I was delighted to read in Matt Gurney’s opinion piece posted online by the National Post(Tuesday, September 27, 2011) about Quebecor’s attacks on CBC that he genuinely seems to have the public broadcaster’s best interests at heart. It’s too bad that his arguments about how CBC should respond were based on the same misinformation Quebecor has been disseminating in those attacks.
Here are the facts.
Despite what Quebecor may claim, we do not dispute our obligations under the Access to Information Act. We take our responsibilities very seriously and have released more than 80,000 pages of information.
The legal case with the information commissioner is about Article 68.1 of the Act, which dictates that information relating to "journalistic, creative or programming activities" is excluded from the legislation. Our view is that only a judge can consult documents related to journalistic, creative or programming activities to determine whether the Actapplies to them or not. The case is not about what falls under the exclusion or about expenses being rejected or not. It’s about who gets to see what.

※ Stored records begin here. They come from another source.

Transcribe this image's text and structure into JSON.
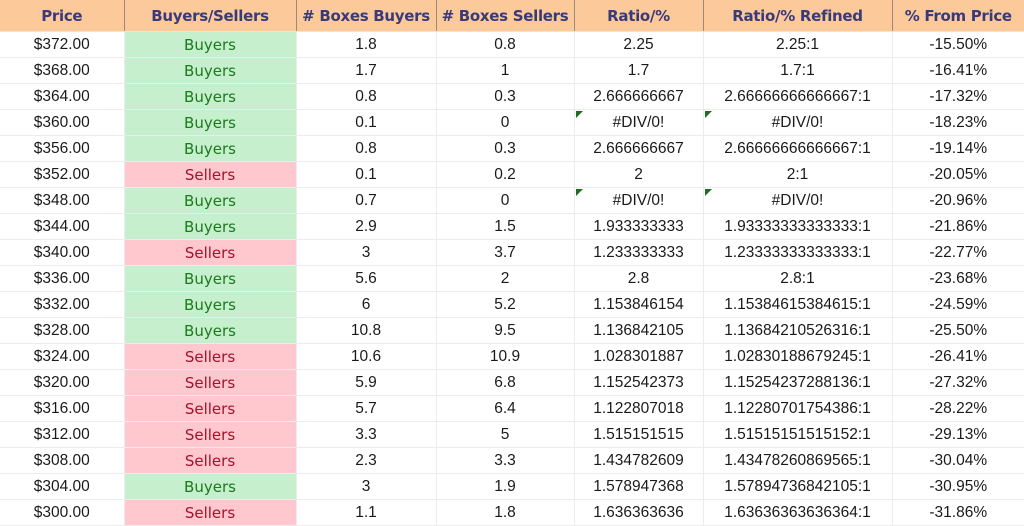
{
  "columns": [
    "Price",
    "Buyers/Sellers",
    "# Boxes Buyers",
    "# Boxes Sellers",
    "Ratio/%",
    "Ratio/% Refined",
    "% From Price"
  ],
  "colors": {
    "header_bg": "#fcc99b",
    "header_text": "#3a3a78",
    "buyers_bg": "#c6efce",
    "buyers_text": "#1b7a1b",
    "sellers_bg": "#ffc7ce",
    "sellers_text": "#a5112a",
    "error_marker": "#1e6e1e"
  },
  "rows": [
    {
      "price": "$372.00",
      "side": "Buyers",
      "boxes_buyers": "1.8",
      "boxes_sellers": "0.8",
      "ratio": "2.25",
      "ratio_refined": "2.25:1",
      "pct_from_price": "-15.50%"
    },
    {
      "price": "$368.00",
      "side": "Buyers",
      "boxes_buyers": "1.7",
      "boxes_sellers": "1",
      "ratio": "1.7",
      "ratio_refined": "1.7:1",
      "pct_from_price": "-16.41%"
    },
    {
      "price": "$364.00",
      "side": "Buyers",
      "boxes_buyers": "0.8",
      "boxes_sellers": "0.3",
      "ratio": "2.666666667",
      "ratio_refined": "2.66666666666667:1",
      "pct_from_price": "-17.32%"
    },
    {
      "price": "$360.00",
      "side": "Buyers",
      "boxes_buyers": "0.1",
      "boxes_sellers": "0",
      "ratio": "#DIV/0!",
      "ratio_refined": "#DIV/0!",
      "pct_from_price": "-18.23%",
      "error": true
    },
    {
      "price": "$356.00",
      "side": "Buyers",
      "boxes_buyers": "0.8",
      "boxes_sellers": "0.3",
      "ratio": "2.666666667",
      "ratio_refined": "2.66666666666667:1",
      "pct_from_price": "-19.14%"
    },
    {
      "price": "$352.00",
      "side": "Sellers",
      "boxes_buyers": "0.1",
      "boxes_sellers": "0.2",
      "ratio": "2",
      "ratio_refined": "2:1",
      "pct_from_price": "-20.05%"
    },
    {
      "price": "$348.00",
      "side": "Buyers",
      "boxes_buyers": "0.7",
      "boxes_sellers": "0",
      "ratio": "#DIV/0!",
      "ratio_refined": "#DIV/0!",
      "pct_from_price": "-20.96%",
      "error": true
    },
    {
      "price": "$344.00",
      "side": "Buyers",
      "boxes_buyers": "2.9",
      "boxes_sellers": "1.5",
      "ratio": "1.933333333",
      "ratio_refined": "1.93333333333333:1",
      "pct_from_price": "-21.86%"
    },
    {
      "price": "$340.00",
      "side": "Sellers",
      "boxes_buyers": "3",
      "boxes_sellers": "3.7",
      "ratio": "1.233333333",
      "ratio_refined": "1.23333333333333:1",
      "pct_from_price": "-22.77%"
    },
    {
      "price": "$336.00",
      "side": "Buyers",
      "boxes_buyers": "5.6",
      "boxes_sellers": "2",
      "ratio": "2.8",
      "ratio_refined": "2.8:1",
      "pct_from_price": "-23.68%"
    },
    {
      "price": "$332.00",
      "side": "Buyers",
      "boxes_buyers": "6",
      "boxes_sellers": "5.2",
      "ratio": "1.153846154",
      "ratio_refined": "1.15384615384615:1",
      "pct_from_price": "-24.59%"
    },
    {
      "price": "$328.00",
      "side": "Buyers",
      "boxes_buyers": "10.8",
      "boxes_sellers": "9.5",
      "ratio": "1.136842105",
      "ratio_refined": "1.13684210526316:1",
      "pct_from_price": "-25.50%"
    },
    {
      "price": "$324.00",
      "side": "Sellers",
      "boxes_buyers": "10.6",
      "boxes_sellers": "10.9",
      "ratio": "1.028301887",
      "ratio_refined": "1.02830188679245:1",
      "pct_from_price": "-26.41%"
    },
    {
      "price": "$320.00",
      "side": "Sellers",
      "boxes_buyers": "5.9",
      "boxes_sellers": "6.8",
      "ratio": "1.152542373",
      "ratio_refined": "1.15254237288136:1",
      "pct_from_price": "-27.32%"
    },
    {
      "price": "$316.00",
      "side": "Sellers",
      "boxes_buyers": "5.7",
      "boxes_sellers": "6.4",
      "ratio": "1.122807018",
      "ratio_refined": "1.12280701754386:1",
      "pct_from_price": "-28.22%"
    },
    {
      "price": "$312.00",
      "side": "Sellers",
      "boxes_buyers": "3.3",
      "boxes_sellers": "5",
      "ratio": "1.515151515",
      "ratio_refined": "1.51515151515152:1",
      "pct_from_price": "-29.13%"
    },
    {
      "price": "$308.00",
      "side": "Sellers",
      "boxes_buyers": "2.3",
      "boxes_sellers": "3.3",
      "ratio": "1.434782609",
      "ratio_refined": "1.43478260869565:1",
      "pct_from_price": "-30.04%"
    },
    {
      "price": "$304.00",
      "side": "Buyers",
      "boxes_buyers": "3",
      "boxes_sellers": "1.9",
      "ratio": "1.578947368",
      "ratio_refined": "1.57894736842105:1",
      "pct_from_price": "-30.95%"
    },
    {
      "price": "$300.00",
      "side": "Sellers",
      "boxes_buyers": "1.1",
      "boxes_sellers": "1.8",
      "ratio": "1.636363636",
      "ratio_refined": "1.63636363636364:1",
      "pct_from_price": "-31.86%"
    }
  ]
}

In Mr. Gurney’s article, he says that “…there is suspicion among some vocal CBC critics that the broadcaster is using those exemptions (sic)…to conceal potentially embarrassing details of spending on executive travel and hospitality charges.”
Their allegations are simply false. If you go to our web site, you can find information of all kinds, including our senior executives’ travel and duty hospitality expenses. We also post all the rules and policies that guide our expenses, which are similar to those applied within the federal government.

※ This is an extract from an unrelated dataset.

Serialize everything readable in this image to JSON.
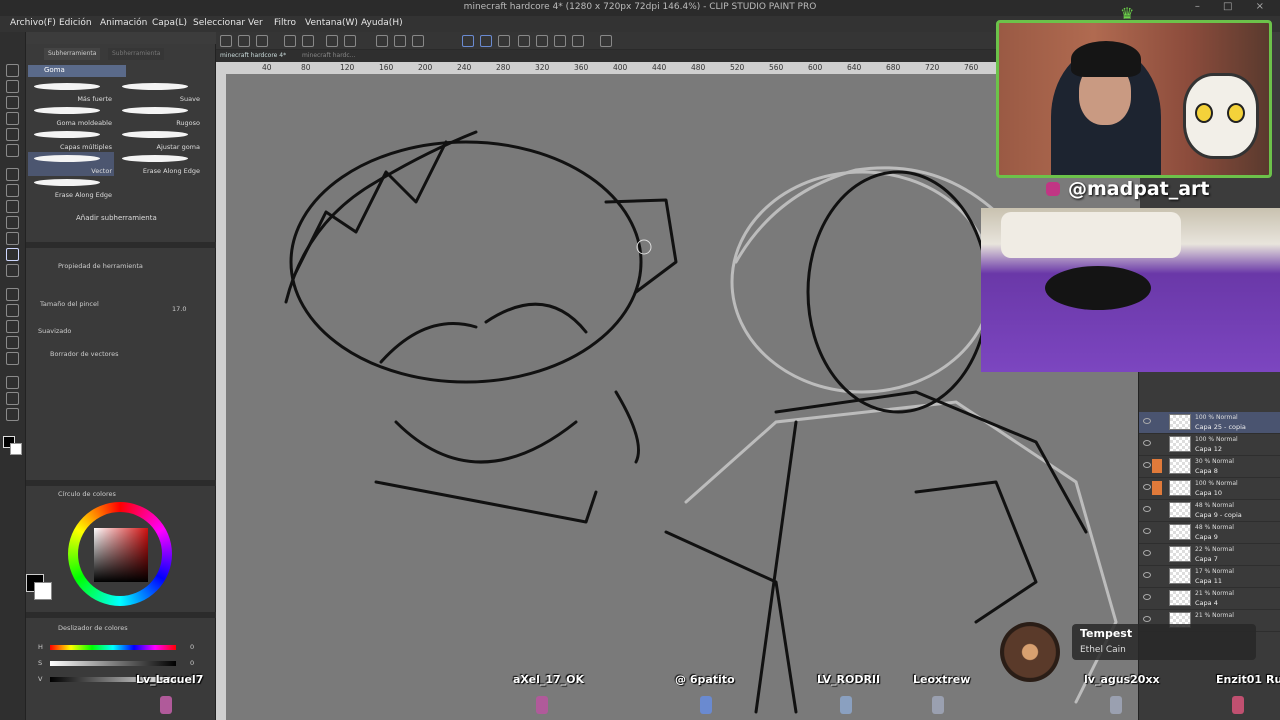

Mr. Gurney also comments on the $ 1.1 billion subsidy that CBC/Radio-Canada receives from the government. We do receive that, but the private conventional broadcasters (of which Quebecor’s TVA is part) get money, too. Together, they receive hundreds of millions of dollars worth of public benefits every year through tax credits, grants and protection from foreign competition. Quebecor is itself owned 45% by Quebecers through the Caisse de dépôt et placement du Québec. I’m not saying Quebecor should be subject to the Access to Information Act. I am just saying they should be conscious of throwing stones in glass houses.
And CBC’s subsidy helps to pay for things that the private broadcasters do not and cannot deliver – non-commercial radio, services to northern communities in eight aboriginal languages, and locally produced programming in the regions. That’s as well as 30 services – online, over the air, on cable, on mobile devices – in French and English. Radio-Canada has 11 stations across the country to serve francophones outside Quebec. How many does TVA, Quebecor broadcast subsidiary, have? Zero.
Mr. Gurney suggests CBC/Radio-Canada should “rethink its position” in order to mitigate attacks from the media. Quebecor, for whatever reason, has over the past year waged an almost daily campaign against CBC in all its properties. Unfortunately, it’s unlikely to stop regardless of how we respond. In the meantime, we’ll keep our focus on delivering Canadians television, radio and online services that no other broadcaster in the country does or will do.